The humans I encountered on these field trips struck me as literally alien, and bore little or no resemblance to the characters in the novels I had by this time committed to memory. I was at the time utterly incapable of entering into anything resembling an actual conversation, but I wasn't there to speak to these people; I was taught to see around them --or through them-- and to concentrate my attention on the "unvariables" of institutional consistency, product preparation and delivery, and customer service.

I learned to scrutinize daily reports, payroll logs, maintenance expenses, and inventory records. I became intimately familiar with protocol at every level of operations. The constellation of Burger King restaurants --all of them virtually identical (and any deviations in procedure, performance, or ‘atmospherics and environment’ were to be noted)-- represented the full extent of my orbit.

The most difficult part of my transition to limited autonomy was learning to drive. Nothing about the process made any sense to me, and I seemed to lack the coordination necessary to operate an automobile. Over three months I went through a half dozen nervous driving instructors, and damaged four company cars in minor mishaps.

Every night over that period I was driven to isolated suburban locations --shopping mall parking lots, mostly-- and put behind the wheel. I made no progress, and my master became increasingly impatient with me. I couldn't take over my regional management responsibilities until I obtained a driver's license.

Initially my failures were blamed on the instructors, and I watched  helplessly as these poor characters were bullied mercilessly by my master and his inner circle of cronies, a small group of menacing white men whose job titles and duties remained unclear to me. I recall one particularly horrifying incident in which one of my instructors --a frail, mild-mannered schoolteacher-- was tied to a light post in a desolate parking lot in the middle of the night and flogged, then abandoned.

Eventually, after the dismissal of my fifth instructor, my master's fierce displeasure was directed at me, and I was subjected to prolonged and regular punishment, often of  a severe and physical nature.

I must say that this proved frighteningly effective, and I made rapid progress that allowed me to pass my driving test on the third try.

Within two years I was presiding over the most successful string of Burger King restaurants in the United States. Profit margins increased incrementally in each of my first two years, and I was rewarded with a new Saturn Coupe and a plaque from the Burger King Operators of America.

Despite this success I was, I now realize, unhappy. I was haunted by those books I had read as a young boy, and the disconnect I sensed between the America of those stories and the small, incredibly controlled Midwestern world I found myself living in. My dream life, such as it was, was filled with vivid images of Sammy Davis Jr.'s Las Vegas and the West of Michener and Fuller Ross. One day, as I was on the highway driving between two of the restaurants that were part of my regional responsibilities, I just kept going, headed almost unconsciously west.

To make a long story short: I ended up in Las Vegas, where I spent two weeks and lost $50,000 in Burger King receipts.
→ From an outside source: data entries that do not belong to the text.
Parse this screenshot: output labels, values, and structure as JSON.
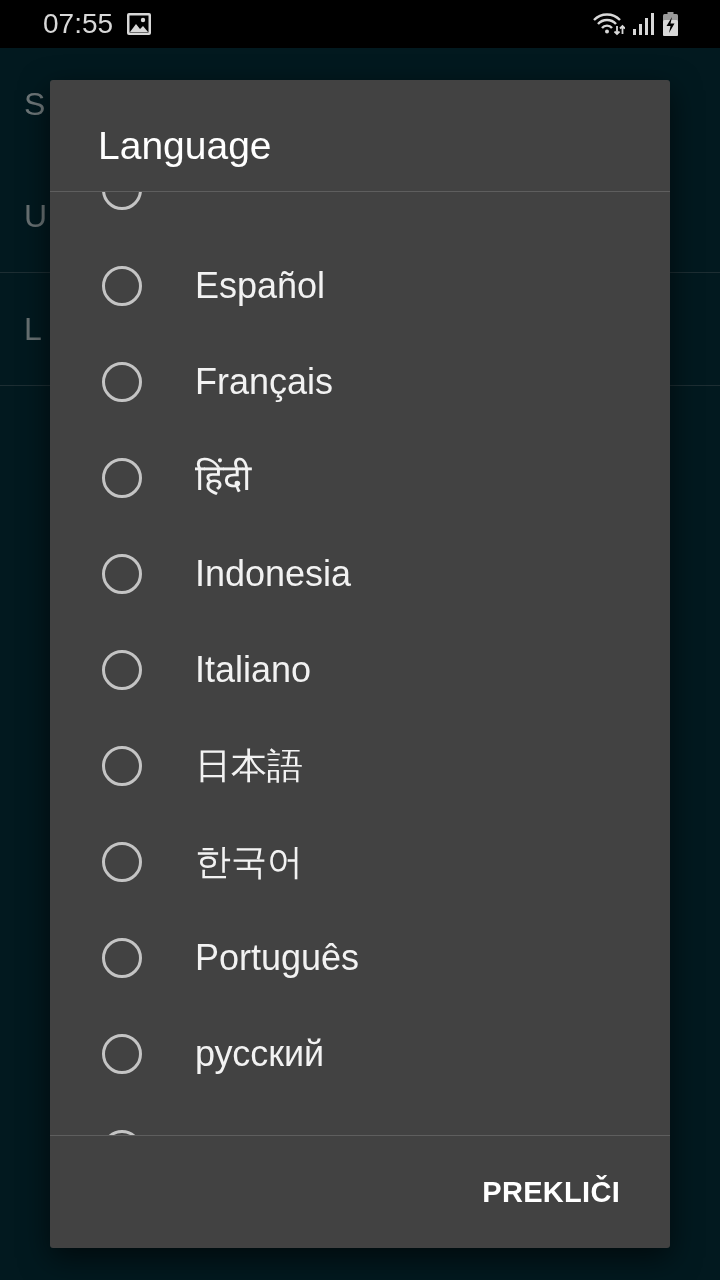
{
  "status_bar": {
    "time": "07:55"
  },
  "background_screen": {
    "title": "S",
    "rows": [
      "U",
      "L"
    ]
  },
  "dialog": {
    "title": "Language",
    "options": [
      {
        "selected": false
      },
      {
        "label": "Español",
        "selected": false
      },
      {
        "label": "Français",
        "selected": false
      },
      {
        "label": "हिंदी",
        "selected": false
      },
      {
        "label": "Indonesia",
        "selected": false
      },
      {
        "label": "Italiano",
        "selected": false
      },
      {
        "label": "日本語",
        "selected": false
      },
      {
        "label": "한국어",
        "selected": false
      },
      {
        "label": "Português",
        "selected": false
      },
      {
        "label": "русский",
        "selected": false
      },
      {
        "selected": false
      }
    ],
    "cancel_button": "PREKLIČI"
  }
}
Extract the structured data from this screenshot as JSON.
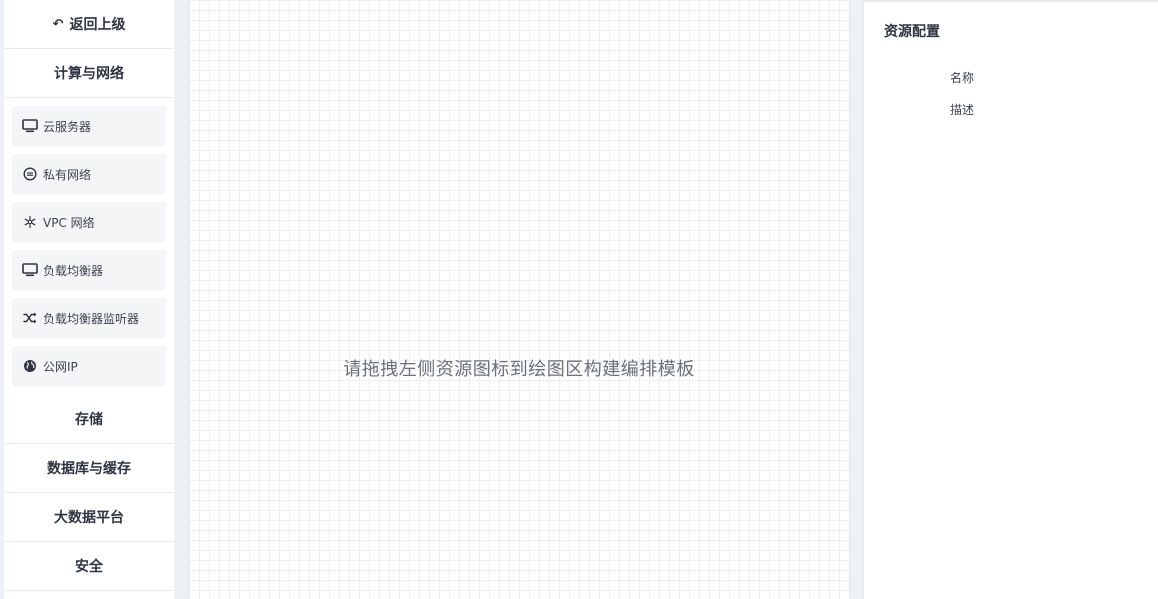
{
  "sidebar": {
    "back_label": "返回上级",
    "sections": [
      {
        "label": "计算与网络"
      },
      {
        "label": "存储"
      },
      {
        "label": "数据库与缓存"
      },
      {
        "label": "大数据平台"
      },
      {
        "label": "安全"
      }
    ],
    "items": [
      {
        "label": "云服务器",
        "icon": "monitor-icon"
      },
      {
        "label": "私有网络",
        "icon": "circle-minus-icon"
      },
      {
        "label": "VPC 网络",
        "icon": "snowflake-icon"
      },
      {
        "label": "负载均衡器",
        "icon": "monitor-icon"
      },
      {
        "label": "负载均衡器监听器",
        "icon": "shuffle-icon"
      },
      {
        "label": "公网IP",
        "icon": "globe-icon"
      }
    ]
  },
  "canvas": {
    "hint": "请拖拽左侧资源图标到绘图区构建编排模板"
  },
  "panel": {
    "title": "资源配置",
    "fields": [
      {
        "label": "名称"
      },
      {
        "label": "描述"
      }
    ]
  },
  "colors": {
    "page_bg": "#edf0f4",
    "text_primary": "#2f3542",
    "item_bg": "#f4f5f7",
    "grid_line": "#eceef1"
  }
}
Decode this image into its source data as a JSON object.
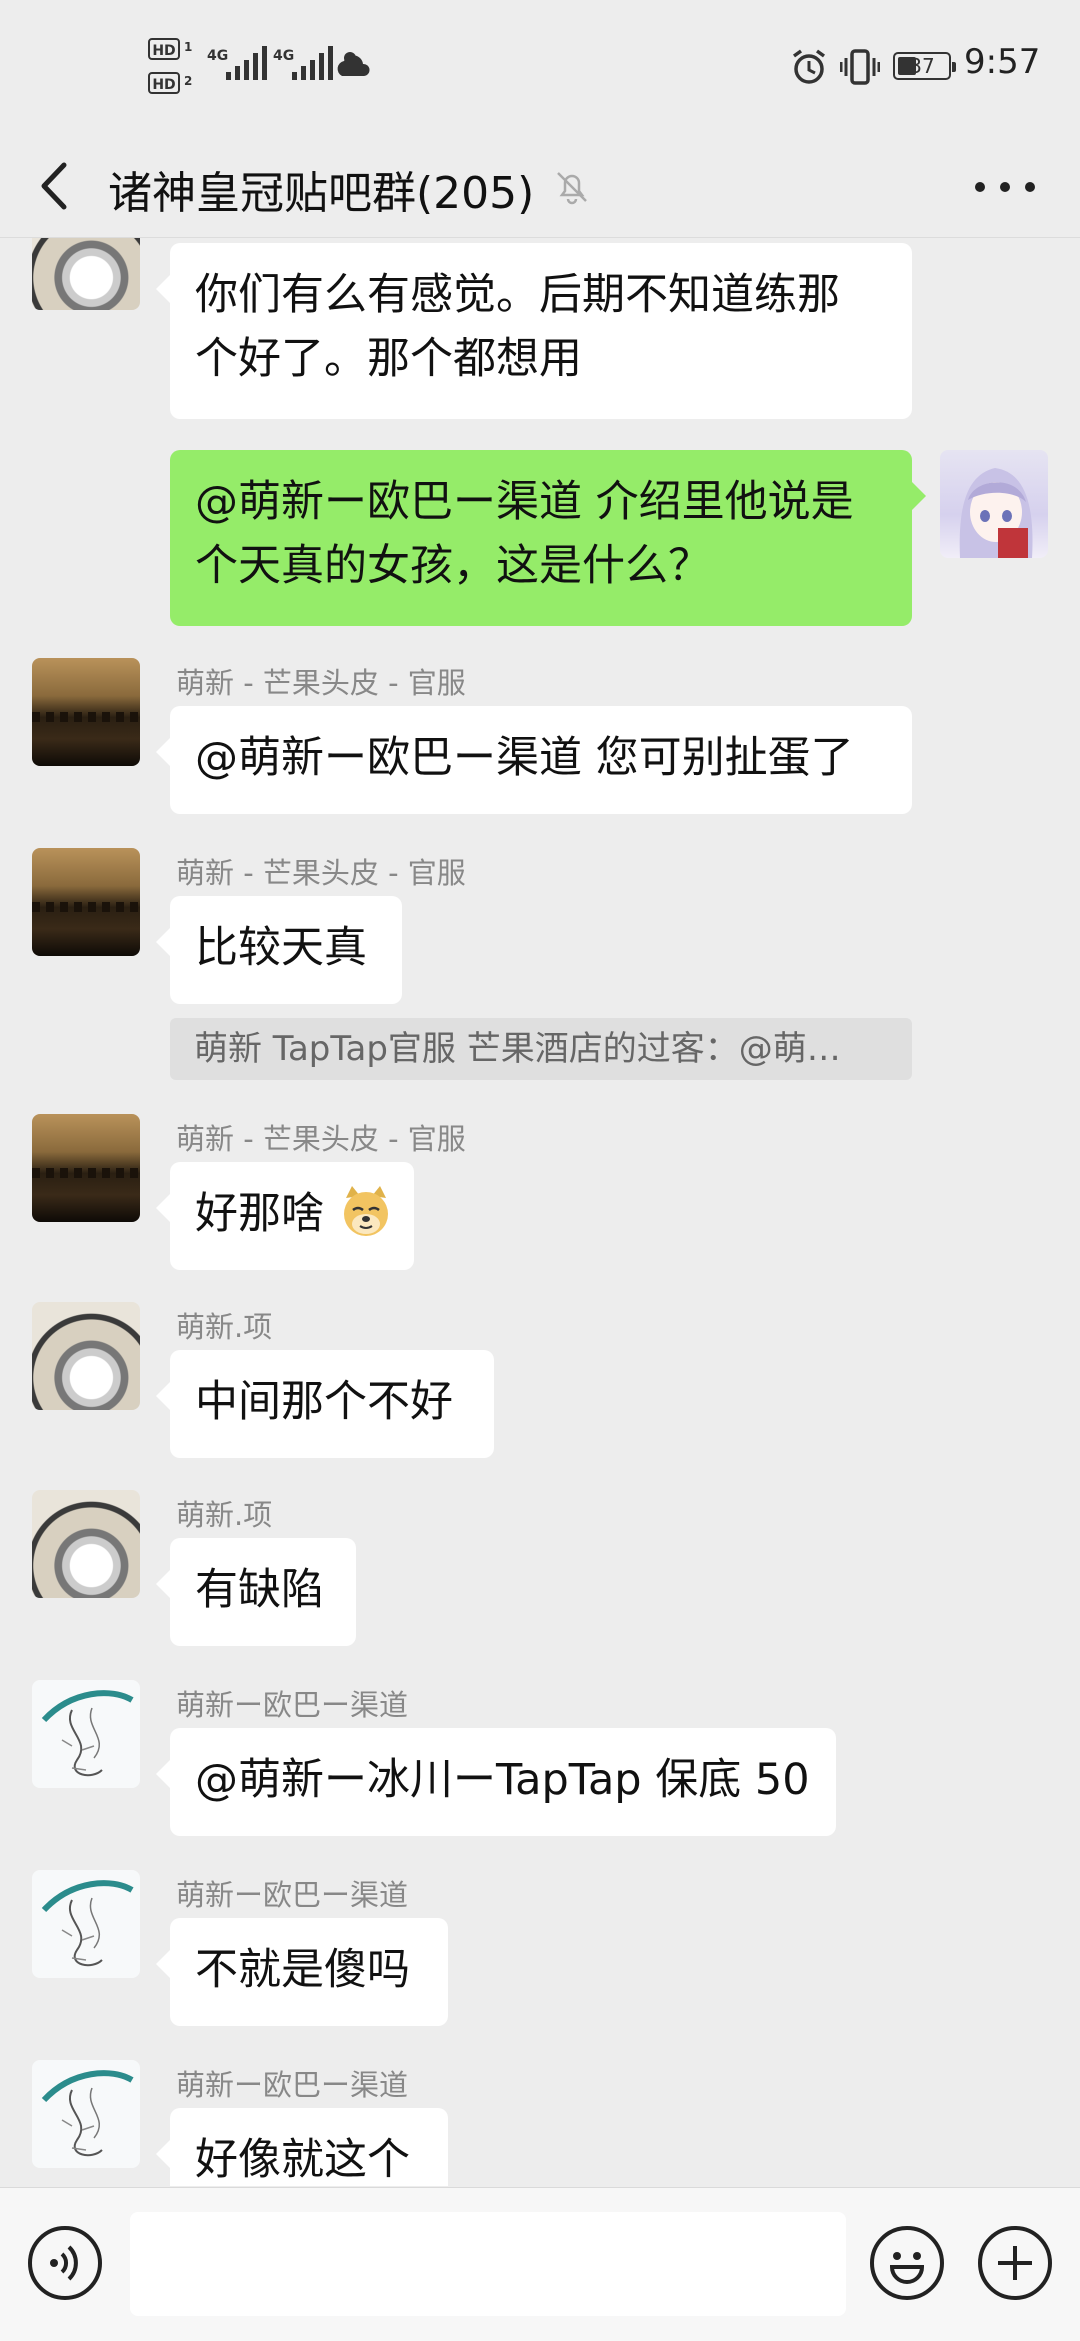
{
  "status_bar": {
    "hd1": "HD",
    "hd1_sub": "1",
    "hd2": "HD",
    "hd2_sub": "2",
    "signal1": "4G",
    "signal2": "4G",
    "battery": "37",
    "time": "9:57"
  },
  "header": {
    "title": "诸神皇冠贴吧群(205)",
    "back_icon": "chevron-left-icon",
    "mute_icon": "bell-off-icon",
    "more_icon": "more-horizontal-icon"
  },
  "messages": [
    {
      "sender": "",
      "text_lines": [
        "你们有么有感觉。后期不知道练那",
        "个好了。那个都想用"
      ]
    },
    {
      "sender": "me",
      "text_lines": [
        "@萌新ー欧巴ー渠道  介绍里他说是",
        "个天真的女孩，这是什么？"
      ]
    },
    {
      "sender": "萌新 - 芒果头皮 - 官服",
      "text": "@萌新ー欧巴ー渠道  您可别扯蛋了"
    },
    {
      "sender": "萌新 - 芒果头皮 - 官服",
      "text": "比较天真"
    },
    {
      "quote": "萌新 TapTap官服 芒果酒店的过客：@萌…"
    },
    {
      "sender": "萌新 - 芒果头皮 - 官服",
      "text": "好那啥",
      "emoji": "doge-emoji-icon"
    },
    {
      "sender": "萌新.项",
      "text": "中间那个不好"
    },
    {
      "sender": "萌新.项",
      "text": "有缺陷"
    },
    {
      "sender": "萌新ー欧巴ー渠道",
      "text": "@萌新ー冰川ーTapTap  保底 50"
    },
    {
      "sender": "萌新ー欧巴ー渠道",
      "text": "不就是傻吗"
    },
    {
      "sender": "萌新ー欧巴ー渠道",
      "text": "好像就这个"
    }
  ],
  "input_bar": {
    "voice_icon": "voice-icon",
    "emoji_icon": "smile-icon",
    "plus_icon": "plus-icon",
    "input_value": ""
  },
  "colors": {
    "background": "#ededed",
    "my_bubble": "#95ec69",
    "other_bubble": "#ffffff",
    "nickname": "#888888"
  }
}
I quickly realized that --naive as I was-- I was ill suited for a life as a big city playboy and gambler, so from there I drove to Montana, where I traded the Saturn for a job as a ranch hand. For reasons of personal security I can't disclose my exact location, but I can tell you that the work ethic and obsessive attention to detail that were instilled in me during my formative years have made me a valuable asset to my current employer.

I've lost almost 70 pounds, and I discovered that I apparently have an innate understanding of horse psychology, and a natural affinity with the animals. I'm a cowboy now, and out here nobody seems to ask any questions, which is of course just fine with me. I recognize that I don't really have a whole lot to say.

I have made inquiries, and I have been told that you could drive 100 miles in any direction and not find a single Burger King.

1 comment:

  1. This story makes me smile.

    Lupa

    ReplyDelete